The Kennewick-Man Expedition, DAY 50

When I wake up at 6:30 a.m., tattoo of rain on the tent surrounded me. A thermometer hung in the tent read 63 degrees F. Breaking up a camp in the rain for departure is troublesome because I cannot avoid letting some gear get wet.

I ate bagels for a breakfast.

I paddled out into the Columbia River at 9:00 a.m.

It was rain and light tailwind under gloomy and cold sky all day today. Wind hit me continuously because water surface of the great river is entirely windswept. Since that wind evaporated water soaking into the outer layer of my jacket, the enthalpy of vaporization took heat from my body without cease. Therefore, it was very cold regardless of the temperature. After I endured for long time, I was able to find a landing spot. I landed on, put on a down-jacket, and got warm. Instead, I moistened the down because I put on it in the rain.

However, in here I have to endure just only the cold rain and wind. It is a carefree travel relative to the situation of the Columbia River Gorge where I was constantly on the alert for sudden change to windstorm. Viewing rainy forest from on the great river, smells of water and life surrounded me as if I was in a cradle on the water. In contrast to that natural beauty, powers of huge ocean-going cargo ship overwhelmed me which I felt fear to go near to.

I began to look for some space to pitch the tent, for the evening was coming. However, at the first landing beach, I saw a notice board saying “Private Beach” and was not able to find a landowner’s house. Therefore, I had to give up. At the second landing beach, a landowner was not at home. Therefore, I also had to give up. At the third landing beach, when I visited a large two-storied house overlooking the river, Joan Harvey Chester gave a cheerful consent to pitch the tent on their beach with tender smile. Already it was 6:40 p.m. I paddled continuously for nine hours and 40 minutes for 38 miles.

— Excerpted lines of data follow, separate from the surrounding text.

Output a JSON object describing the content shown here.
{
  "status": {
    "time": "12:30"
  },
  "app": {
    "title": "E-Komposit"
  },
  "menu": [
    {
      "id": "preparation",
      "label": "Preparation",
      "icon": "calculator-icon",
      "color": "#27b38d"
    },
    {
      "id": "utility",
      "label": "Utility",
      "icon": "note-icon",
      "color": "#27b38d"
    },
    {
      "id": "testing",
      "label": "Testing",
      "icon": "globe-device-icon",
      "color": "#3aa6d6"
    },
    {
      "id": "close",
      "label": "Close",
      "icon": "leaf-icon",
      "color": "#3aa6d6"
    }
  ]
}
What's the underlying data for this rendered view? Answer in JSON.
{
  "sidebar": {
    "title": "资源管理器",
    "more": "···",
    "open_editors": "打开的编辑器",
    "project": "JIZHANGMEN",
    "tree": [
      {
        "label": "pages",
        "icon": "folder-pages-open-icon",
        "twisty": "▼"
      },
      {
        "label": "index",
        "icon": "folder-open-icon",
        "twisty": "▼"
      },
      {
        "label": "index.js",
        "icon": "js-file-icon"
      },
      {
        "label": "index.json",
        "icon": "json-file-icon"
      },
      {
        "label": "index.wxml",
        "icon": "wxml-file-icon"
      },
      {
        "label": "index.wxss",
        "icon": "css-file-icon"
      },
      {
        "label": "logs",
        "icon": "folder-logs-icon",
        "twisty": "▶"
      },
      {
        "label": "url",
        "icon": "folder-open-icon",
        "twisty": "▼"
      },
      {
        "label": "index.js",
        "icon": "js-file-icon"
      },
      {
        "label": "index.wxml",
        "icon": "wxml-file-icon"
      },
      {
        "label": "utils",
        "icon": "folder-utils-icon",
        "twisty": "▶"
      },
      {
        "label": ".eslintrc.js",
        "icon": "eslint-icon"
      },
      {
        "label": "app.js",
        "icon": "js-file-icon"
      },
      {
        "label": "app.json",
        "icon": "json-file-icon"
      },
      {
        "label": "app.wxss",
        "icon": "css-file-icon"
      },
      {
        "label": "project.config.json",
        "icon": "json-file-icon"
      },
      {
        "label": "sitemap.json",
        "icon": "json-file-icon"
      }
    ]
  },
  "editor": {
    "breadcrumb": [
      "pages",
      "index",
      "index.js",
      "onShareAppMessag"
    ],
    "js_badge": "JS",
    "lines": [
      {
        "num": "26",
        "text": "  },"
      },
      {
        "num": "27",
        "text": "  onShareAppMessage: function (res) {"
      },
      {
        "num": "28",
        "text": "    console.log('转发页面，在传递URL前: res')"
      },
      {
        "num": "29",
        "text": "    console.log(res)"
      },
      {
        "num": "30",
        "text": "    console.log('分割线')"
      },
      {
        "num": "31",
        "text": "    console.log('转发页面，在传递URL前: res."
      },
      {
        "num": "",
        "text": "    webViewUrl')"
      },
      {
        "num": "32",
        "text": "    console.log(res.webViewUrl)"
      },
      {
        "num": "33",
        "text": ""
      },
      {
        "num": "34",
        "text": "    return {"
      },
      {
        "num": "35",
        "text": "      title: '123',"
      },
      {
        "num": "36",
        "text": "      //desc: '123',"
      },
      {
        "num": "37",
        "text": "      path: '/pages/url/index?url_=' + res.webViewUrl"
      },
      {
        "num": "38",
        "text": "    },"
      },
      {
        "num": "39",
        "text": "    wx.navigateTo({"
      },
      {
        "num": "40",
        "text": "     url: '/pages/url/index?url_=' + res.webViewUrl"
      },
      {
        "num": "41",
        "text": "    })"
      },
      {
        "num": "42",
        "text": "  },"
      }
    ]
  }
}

Feeling grateful that they offered me a safe and comfortable camping space, I was pitching the tent on the well-kept grass. When I almost finished it, Joan and Richard Erickson came and gave me a more affection; they offered me invitation to stay in their house although we had had only few conversations yet. The house was not their residence I had thought but was their elegant hotel with three rooms named The Villa at Little Cape Horn, and to my surprise, they offered me a gorgeous room with a view of the river. In addition, caring me, they cooked a hot meal just for me and washed my clothes. I was stricken by meeting with an unexpected cordial reception here too.

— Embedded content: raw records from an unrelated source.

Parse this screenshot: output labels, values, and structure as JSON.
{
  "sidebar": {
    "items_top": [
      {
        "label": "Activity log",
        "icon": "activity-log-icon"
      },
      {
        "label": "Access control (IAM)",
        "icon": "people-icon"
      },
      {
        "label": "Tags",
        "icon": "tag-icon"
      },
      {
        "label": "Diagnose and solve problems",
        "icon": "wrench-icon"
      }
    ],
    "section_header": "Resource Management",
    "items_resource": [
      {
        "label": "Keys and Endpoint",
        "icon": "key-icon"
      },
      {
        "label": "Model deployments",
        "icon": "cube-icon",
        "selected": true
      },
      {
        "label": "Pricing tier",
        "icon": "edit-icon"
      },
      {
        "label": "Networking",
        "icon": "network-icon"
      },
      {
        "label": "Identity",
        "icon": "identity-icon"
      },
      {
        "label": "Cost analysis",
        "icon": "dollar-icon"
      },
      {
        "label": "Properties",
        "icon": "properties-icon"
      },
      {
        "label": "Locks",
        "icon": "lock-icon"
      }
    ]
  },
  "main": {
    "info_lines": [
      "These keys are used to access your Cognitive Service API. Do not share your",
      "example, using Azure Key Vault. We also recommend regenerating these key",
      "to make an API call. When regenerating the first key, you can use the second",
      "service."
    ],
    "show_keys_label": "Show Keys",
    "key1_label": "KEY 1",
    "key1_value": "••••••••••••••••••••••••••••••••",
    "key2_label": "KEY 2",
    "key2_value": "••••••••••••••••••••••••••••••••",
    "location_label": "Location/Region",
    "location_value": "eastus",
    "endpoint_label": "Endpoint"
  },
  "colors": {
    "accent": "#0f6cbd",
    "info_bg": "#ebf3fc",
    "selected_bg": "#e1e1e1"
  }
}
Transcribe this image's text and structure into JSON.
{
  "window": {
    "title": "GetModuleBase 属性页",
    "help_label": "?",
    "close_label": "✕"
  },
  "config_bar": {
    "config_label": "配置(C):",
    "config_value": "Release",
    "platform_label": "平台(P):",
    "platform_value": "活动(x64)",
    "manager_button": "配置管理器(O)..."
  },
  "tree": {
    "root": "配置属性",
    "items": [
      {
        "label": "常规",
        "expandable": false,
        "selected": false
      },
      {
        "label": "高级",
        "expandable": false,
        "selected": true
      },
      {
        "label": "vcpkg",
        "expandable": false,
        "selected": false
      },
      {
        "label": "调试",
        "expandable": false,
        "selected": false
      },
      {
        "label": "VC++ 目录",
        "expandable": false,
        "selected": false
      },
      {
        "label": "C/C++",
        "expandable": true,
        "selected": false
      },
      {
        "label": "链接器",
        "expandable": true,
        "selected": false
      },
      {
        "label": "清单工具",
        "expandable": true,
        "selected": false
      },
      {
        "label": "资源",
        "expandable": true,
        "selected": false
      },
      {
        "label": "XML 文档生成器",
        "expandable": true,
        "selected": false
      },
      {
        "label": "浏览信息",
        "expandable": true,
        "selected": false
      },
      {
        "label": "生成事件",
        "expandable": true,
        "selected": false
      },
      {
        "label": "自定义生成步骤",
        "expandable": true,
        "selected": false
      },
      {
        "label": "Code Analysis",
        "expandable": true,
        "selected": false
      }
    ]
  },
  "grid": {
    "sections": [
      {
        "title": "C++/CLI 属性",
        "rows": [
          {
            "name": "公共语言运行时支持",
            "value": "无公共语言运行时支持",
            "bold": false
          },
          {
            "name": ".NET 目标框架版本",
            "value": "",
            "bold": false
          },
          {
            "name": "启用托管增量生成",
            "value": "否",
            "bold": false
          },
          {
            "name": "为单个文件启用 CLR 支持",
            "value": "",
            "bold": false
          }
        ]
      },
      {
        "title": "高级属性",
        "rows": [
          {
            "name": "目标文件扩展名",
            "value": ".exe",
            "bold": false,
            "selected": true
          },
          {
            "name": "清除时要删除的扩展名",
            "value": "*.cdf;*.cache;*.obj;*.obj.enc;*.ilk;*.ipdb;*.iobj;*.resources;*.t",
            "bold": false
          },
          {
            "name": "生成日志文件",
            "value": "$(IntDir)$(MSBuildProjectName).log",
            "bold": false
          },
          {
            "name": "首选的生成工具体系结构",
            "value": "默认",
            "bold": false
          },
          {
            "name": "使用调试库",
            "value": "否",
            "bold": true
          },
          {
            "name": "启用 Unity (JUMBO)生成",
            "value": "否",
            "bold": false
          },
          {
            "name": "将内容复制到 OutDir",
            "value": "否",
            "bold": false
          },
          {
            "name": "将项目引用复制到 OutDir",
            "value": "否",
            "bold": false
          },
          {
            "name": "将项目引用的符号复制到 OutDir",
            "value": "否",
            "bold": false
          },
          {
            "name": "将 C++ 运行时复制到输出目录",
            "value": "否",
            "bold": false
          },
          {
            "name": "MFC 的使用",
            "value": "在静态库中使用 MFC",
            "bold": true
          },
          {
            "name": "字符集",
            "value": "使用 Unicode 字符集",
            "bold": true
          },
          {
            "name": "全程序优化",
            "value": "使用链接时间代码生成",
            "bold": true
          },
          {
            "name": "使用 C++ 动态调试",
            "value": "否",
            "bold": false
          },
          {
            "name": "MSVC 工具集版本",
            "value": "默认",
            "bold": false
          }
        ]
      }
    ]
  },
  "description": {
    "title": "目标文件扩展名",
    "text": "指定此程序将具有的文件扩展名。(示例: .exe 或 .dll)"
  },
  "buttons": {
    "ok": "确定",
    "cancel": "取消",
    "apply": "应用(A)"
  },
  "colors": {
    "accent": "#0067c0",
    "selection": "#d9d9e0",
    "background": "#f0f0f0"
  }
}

While I was taking a hot shower, my frozen body was melting. I can sleep in a large bed. Their deep affections wrap up me.